Data for review START
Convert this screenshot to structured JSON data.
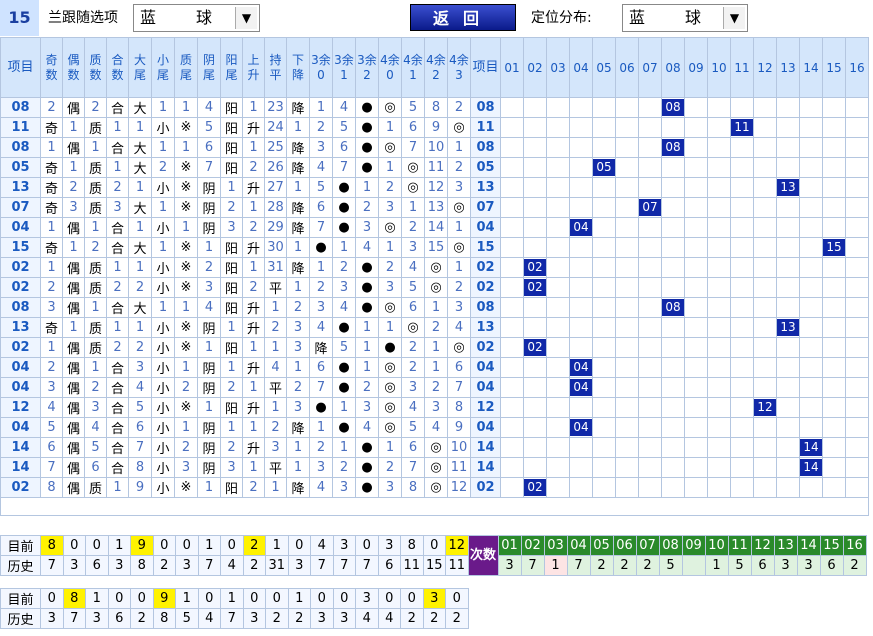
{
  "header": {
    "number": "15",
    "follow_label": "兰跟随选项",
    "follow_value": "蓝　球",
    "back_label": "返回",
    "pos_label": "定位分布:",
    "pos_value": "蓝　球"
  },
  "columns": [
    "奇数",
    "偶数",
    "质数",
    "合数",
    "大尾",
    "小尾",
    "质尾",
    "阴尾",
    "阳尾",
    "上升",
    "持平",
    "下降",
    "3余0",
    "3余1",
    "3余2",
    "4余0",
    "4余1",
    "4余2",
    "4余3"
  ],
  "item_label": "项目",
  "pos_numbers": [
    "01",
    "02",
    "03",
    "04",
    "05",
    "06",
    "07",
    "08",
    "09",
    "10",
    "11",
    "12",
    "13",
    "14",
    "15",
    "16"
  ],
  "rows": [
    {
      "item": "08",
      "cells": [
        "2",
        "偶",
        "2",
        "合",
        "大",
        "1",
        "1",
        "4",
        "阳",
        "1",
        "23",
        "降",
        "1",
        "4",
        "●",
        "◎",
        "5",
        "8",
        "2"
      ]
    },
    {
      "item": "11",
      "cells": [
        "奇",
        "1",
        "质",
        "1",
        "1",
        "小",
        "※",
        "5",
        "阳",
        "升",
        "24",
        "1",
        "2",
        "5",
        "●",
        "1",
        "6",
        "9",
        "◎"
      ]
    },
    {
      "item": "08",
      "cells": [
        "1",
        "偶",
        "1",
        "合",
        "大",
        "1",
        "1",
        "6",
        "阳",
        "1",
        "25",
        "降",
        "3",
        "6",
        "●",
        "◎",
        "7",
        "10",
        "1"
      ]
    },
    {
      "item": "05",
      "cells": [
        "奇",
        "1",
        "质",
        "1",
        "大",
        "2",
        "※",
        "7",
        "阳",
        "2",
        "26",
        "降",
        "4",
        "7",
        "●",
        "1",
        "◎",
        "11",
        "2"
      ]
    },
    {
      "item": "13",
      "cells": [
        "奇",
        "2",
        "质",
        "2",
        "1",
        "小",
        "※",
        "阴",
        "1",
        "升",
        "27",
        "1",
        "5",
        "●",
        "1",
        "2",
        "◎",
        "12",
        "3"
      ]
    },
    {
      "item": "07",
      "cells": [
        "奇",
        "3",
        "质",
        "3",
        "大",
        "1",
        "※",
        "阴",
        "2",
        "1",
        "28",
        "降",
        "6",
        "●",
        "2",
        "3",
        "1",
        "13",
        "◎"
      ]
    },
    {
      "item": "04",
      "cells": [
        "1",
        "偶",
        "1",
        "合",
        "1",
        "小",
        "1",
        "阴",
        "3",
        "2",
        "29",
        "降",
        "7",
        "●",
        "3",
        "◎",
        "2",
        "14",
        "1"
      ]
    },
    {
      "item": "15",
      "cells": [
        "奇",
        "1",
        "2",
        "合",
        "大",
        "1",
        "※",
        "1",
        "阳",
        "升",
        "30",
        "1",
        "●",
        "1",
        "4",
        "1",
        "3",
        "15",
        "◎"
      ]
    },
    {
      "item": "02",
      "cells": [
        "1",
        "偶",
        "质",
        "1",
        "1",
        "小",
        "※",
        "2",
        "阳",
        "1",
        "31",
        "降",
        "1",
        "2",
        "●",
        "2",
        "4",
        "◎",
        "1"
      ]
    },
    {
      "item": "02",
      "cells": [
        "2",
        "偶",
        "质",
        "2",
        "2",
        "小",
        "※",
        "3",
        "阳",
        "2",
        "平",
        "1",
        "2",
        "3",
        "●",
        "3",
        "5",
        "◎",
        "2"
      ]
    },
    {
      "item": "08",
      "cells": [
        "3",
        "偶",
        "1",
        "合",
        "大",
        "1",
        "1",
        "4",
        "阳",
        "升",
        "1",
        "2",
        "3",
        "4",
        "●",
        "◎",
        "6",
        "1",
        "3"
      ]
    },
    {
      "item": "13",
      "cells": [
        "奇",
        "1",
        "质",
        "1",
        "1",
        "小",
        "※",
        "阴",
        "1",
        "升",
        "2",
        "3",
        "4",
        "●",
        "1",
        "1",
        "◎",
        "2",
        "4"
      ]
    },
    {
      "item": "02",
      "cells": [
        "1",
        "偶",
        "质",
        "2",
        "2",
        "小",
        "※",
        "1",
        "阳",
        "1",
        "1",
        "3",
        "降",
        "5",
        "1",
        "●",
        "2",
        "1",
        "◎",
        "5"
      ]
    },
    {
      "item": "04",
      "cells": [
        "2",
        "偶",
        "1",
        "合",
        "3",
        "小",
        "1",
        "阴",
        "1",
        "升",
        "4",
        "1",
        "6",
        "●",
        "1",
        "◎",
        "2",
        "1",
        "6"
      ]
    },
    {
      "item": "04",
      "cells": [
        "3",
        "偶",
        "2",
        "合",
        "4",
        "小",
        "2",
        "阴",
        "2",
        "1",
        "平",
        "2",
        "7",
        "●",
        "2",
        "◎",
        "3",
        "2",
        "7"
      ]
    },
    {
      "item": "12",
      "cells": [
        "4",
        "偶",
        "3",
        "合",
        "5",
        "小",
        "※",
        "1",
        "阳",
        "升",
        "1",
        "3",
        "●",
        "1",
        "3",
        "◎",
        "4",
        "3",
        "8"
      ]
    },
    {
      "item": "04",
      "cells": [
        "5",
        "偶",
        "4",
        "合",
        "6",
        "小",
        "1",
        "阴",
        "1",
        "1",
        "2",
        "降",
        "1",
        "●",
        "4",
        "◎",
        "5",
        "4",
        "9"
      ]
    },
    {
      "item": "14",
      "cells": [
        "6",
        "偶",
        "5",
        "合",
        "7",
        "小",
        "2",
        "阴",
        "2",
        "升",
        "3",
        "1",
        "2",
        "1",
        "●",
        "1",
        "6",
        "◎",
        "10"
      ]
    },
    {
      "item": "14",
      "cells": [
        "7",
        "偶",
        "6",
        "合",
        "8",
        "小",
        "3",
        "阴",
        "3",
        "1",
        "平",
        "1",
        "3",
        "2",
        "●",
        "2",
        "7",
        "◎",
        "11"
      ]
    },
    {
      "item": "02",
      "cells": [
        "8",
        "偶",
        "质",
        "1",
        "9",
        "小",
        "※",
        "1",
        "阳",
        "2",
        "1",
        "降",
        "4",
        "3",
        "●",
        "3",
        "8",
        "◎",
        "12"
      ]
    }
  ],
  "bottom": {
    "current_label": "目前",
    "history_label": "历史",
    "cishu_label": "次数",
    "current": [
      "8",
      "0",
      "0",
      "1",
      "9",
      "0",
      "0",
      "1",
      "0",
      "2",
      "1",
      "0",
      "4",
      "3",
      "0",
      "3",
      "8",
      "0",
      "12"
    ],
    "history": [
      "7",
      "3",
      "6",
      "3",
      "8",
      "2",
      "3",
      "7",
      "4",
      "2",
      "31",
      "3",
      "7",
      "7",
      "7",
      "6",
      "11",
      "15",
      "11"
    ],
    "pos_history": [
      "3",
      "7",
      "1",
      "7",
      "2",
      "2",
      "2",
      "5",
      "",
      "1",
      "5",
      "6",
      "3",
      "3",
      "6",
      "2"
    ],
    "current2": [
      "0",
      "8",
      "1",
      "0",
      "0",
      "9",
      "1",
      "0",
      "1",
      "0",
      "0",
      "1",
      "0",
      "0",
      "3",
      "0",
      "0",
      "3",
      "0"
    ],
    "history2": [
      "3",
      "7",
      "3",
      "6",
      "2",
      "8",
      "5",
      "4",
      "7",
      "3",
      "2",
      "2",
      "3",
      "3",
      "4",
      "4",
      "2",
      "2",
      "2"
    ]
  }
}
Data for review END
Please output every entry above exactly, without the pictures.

Convert this screenshot to structured JSON data.
{
  "header": {
    "number": "15",
    "follow_label": "兰跟随选项",
    "follow_value": "蓝　球",
    "back_label": "返回",
    "pos_label": "定位分布:",
    "pos_value": "蓝　球"
  },
  "columns": [
    "奇数",
    "偶数",
    "质数",
    "合数",
    "大尾",
    "小尾",
    "质尾",
    "阴尾",
    "阳尾",
    "上升",
    "持平",
    "下降",
    "3余0",
    "3余1",
    "3余2",
    "4余0",
    "4余1",
    "4余2",
    "4余3"
  ],
  "item_label": "项目",
  "pos_numbers": [
    "01",
    "02",
    "03",
    "04",
    "05",
    "06",
    "07",
    "08",
    "09",
    "10",
    "11",
    "12",
    "13",
    "14",
    "15",
    "16"
  ],
  "rows": [
    {
      "item": "08",
      "cells": [
        "2",
        "偶",
        "2",
        "合",
        "大",
        "1",
        "1",
        "4",
        "阳",
        "1",
        "23",
        "降",
        "1",
        "4",
        "●",
        "◎",
        "5",
        "8",
        "2"
      ]
    },
    {
      "item": "11",
      "cells": [
        "奇",
        "1",
        "质",
        "1",
        "1",
        "小",
        "※",
        "5",
        "阳",
        "升",
        "24",
        "1",
        "2",
        "5",
        "●",
        "1",
        "6",
        "9",
        "◎"
      ]
    },
    {
      "item": "08",
      "cells": [
        "1",
        "偶",
        "1",
        "合",
        "大",
        "1",
        "1",
        "6",
        "阳",
        "1",
        "25",
        "降",
        "3",
        "6",
        "●",
        "◎",
        "7",
        "10",
        "1"
      ]
    },
    {
      "item": "05",
      "cells": [
        "奇",
        "1",
        "质",
        "1",
        "大",
        "2",
        "※",
        "7",
        "阳",
        "2",
        "26",
        "降",
        "4",
        "7",
        "●",
        "1",
        "◎",
        "11",
        "2"
      ]
    },
    {
      "item": "13",
      "cells": [
        "奇",
        "2",
        "质",
        "2",
        "1",
        "小",
        "※",
        "阴",
        "1",
        "升",
        "27",
        "1",
        "5",
        "●",
        "1",
        "2",
        "◎",
        "12",
        "3"
      ]
    },
    {
      "item": "07",
      "cells": [
        "奇",
        "3",
        "质",
        "3",
        "大",
        "1",
        "※",
        "阴",
        "2",
        "1",
        "28",
        "降",
        "6",
        "●",
        "2",
        "3",
        "1",
        "13",
        "◎"
      ]
    },
    {
      "item": "04",
      "cells": [
        "1",
        "偶",
        "1",
        "合",
        "1",
        "小",
        "1",
        "阴",
        "3",
        "2",
        "29",
        "降",
        "7",
        "●",
        "3",
        "◎",
        "2",
        "14",
        "1"
      ]
    },
    {
      "item": "15",
      "cells": [
        "奇",
        "1",
        "2",
        "合",
        "大",
        "1",
        "※",
        "1",
        "阳",
        "升",
        "30",
        "1",
        "●",
        "1",
        "4",
        "1",
        "3",
        "15",
        "◎"
      ]
    },
    {
      "item": "02",
      "cells": [
        "1",
        "偶",
        "质",
        "1",
        "1",
        "小",
        "※",
        "2",
        "阳",
        "1",
        "31",
        "降",
        "1",
        "2",
        "●",
        "2",
        "4",
        "◎",
        "1"
      ]
    },
    {
      "item": "02",
      "cells": [
        "2",
        "偶",
        "质",
        "2",
        "2",
        "小",
        "※",
        "3",
        "阳",
        "2",
        "平",
        "1",
        "2",
        "3",
        "●",
        "3",
        "5",
        "◎",
        "2"
      ]
    },
    {
      "item": "08",
      "cells": [
        "3",
        "偶",
        "1",
        "合",
        "大",
        "1",
        "1",
        "4",
        "阳",
        "升",
        "1",
        "2",
        "3",
        "4",
        "●",
        "◎",
        "6",
        "1",
        "3"
      ]
    },
    {
      "item": "13",
      "cells": [
        "奇",
        "1",
        "质",
        "1",
        "1",
        "小",
        "※",
        "阴",
        "1",
        "升",
        "2",
        "3",
        "4",
        "●",
        "1",
        "1",
        "◎",
        "2",
        "4"
      ]
    },
    {
      "item": "02",
      "cells": [
        "1",
        "偶",
        "质",
        "2",
        "2",
        "小",
        "※",
        "1",
        "阳",
        "1",
        "1",
        "3",
        "降",
        "5",
        "1",
        "●",
        "2",
        "1",
        "◎",
        "5"
      ]
    },
    {
      "item": "04",
      "cells": [
        "2",
        "偶",
        "1",
        "合",
        "3",
        "小",
        "1",
        "阴",
        "1",
        "升",
        "4",
        "1",
        "6",
        "●",
        "1",
        "◎",
        "2",
        "1",
        "6"
      ]
    },
    {
      "item": "04",
      "cells": [
        "3",
        "偶",
        "2",
        "合",
        "4",
        "小",
        "2",
        "阴",
        "2",
        "1",
        "平",
        "2",
        "7",
        "●",
        "2",
        "◎",
        "3",
        "2",
        "7"
      ]
    },
    {
      "item": "12",
      "cells": [
        "4",
        "偶",
        "3",
        "合",
        "5",
        "小",
        "※",
        "1",
        "阳",
        "升",
        "1",
        "3",
        "●",
        "1",
        "3",
        "◎",
        "4",
        "3",
        "8"
      ]
    },
    {
      "item": "04",
      "cells": [
        "5",
        "偶",
        "4",
        "合",
        "6",
        "小",
        "1",
        "阴",
        "1",
        "1",
        "2",
        "降",
        "1",
        "●",
        "4",
        "◎",
        "5",
        "4",
        "9"
      ]
    },
    {
      "item": "14",
      "cells": [
        "6",
        "偶",
        "5",
        "合",
        "7",
        "小",
        "2",
        "阴",
        "2",
        "升",
        "3",
        "1",
        "2",
        "1",
        "●",
        "1",
        "6",
        "◎",
        "10"
      ]
    },
    {
      "item": "14",
      "cells": [
        "7",
        "偶",
        "6",
        "合",
        "8",
        "小",
        "3",
        "阴",
        "3",
        "1",
        "平",
        "1",
        "3",
        "2",
        "●",
        "2",
        "7",
        "◎",
        "11"
      ]
    },
    {
      "item": "02",
      "cells": [
        "8",
        "偶",
        "质",
        "1",
        "9",
        "小",
        "※",
        "1",
        "阳",
        "2",
        "1",
        "降",
        "4",
        "3",
        "●",
        "3",
        "8",
        "◎",
        "12"
      ]
    }
  ],
  "bottom": {
    "current_label": "目前",
    "history_label": "历史",
    "cishu_label": "次数",
    "current": [
      "8",
      "0",
      "0",
      "1",
      "9",
      "0",
      "0",
      "1",
      "0",
      "2",
      "1",
      "0",
      "4",
      "3",
      "0",
      "3",
      "8",
      "0",
      "12"
    ],
    "history": [
      "7",
      "3",
      "6",
      "3",
      "8",
      "2",
      "3",
      "7",
      "4",
      "2",
      "31",
      "3",
      "7",
      "7",
      "7",
      "6",
      "11",
      "15",
      "11"
    ],
    "pos_history": [
      "3",
      "7",
      "1",
      "7",
      "2",
      "2",
      "2",
      "5",
      "",
      "1",
      "5",
      "6",
      "3",
      "3",
      "6",
      "2"
    ],
    "current2": [
      "0",
      "8",
      "1",
      "0",
      "0",
      "9",
      "1",
      "0",
      "1",
      "0",
      "0",
      "1",
      "0",
      "0",
      "3",
      "0",
      "0",
      "3",
      "0"
    ],
    "history2": [
      "3",
      "7",
      "3",
      "6",
      "2",
      "8",
      "5",
      "4",
      "7",
      "3",
      "2",
      "2",
      "3",
      "3",
      "4",
      "4",
      "2",
      "2",
      "2"
    ]
  }
}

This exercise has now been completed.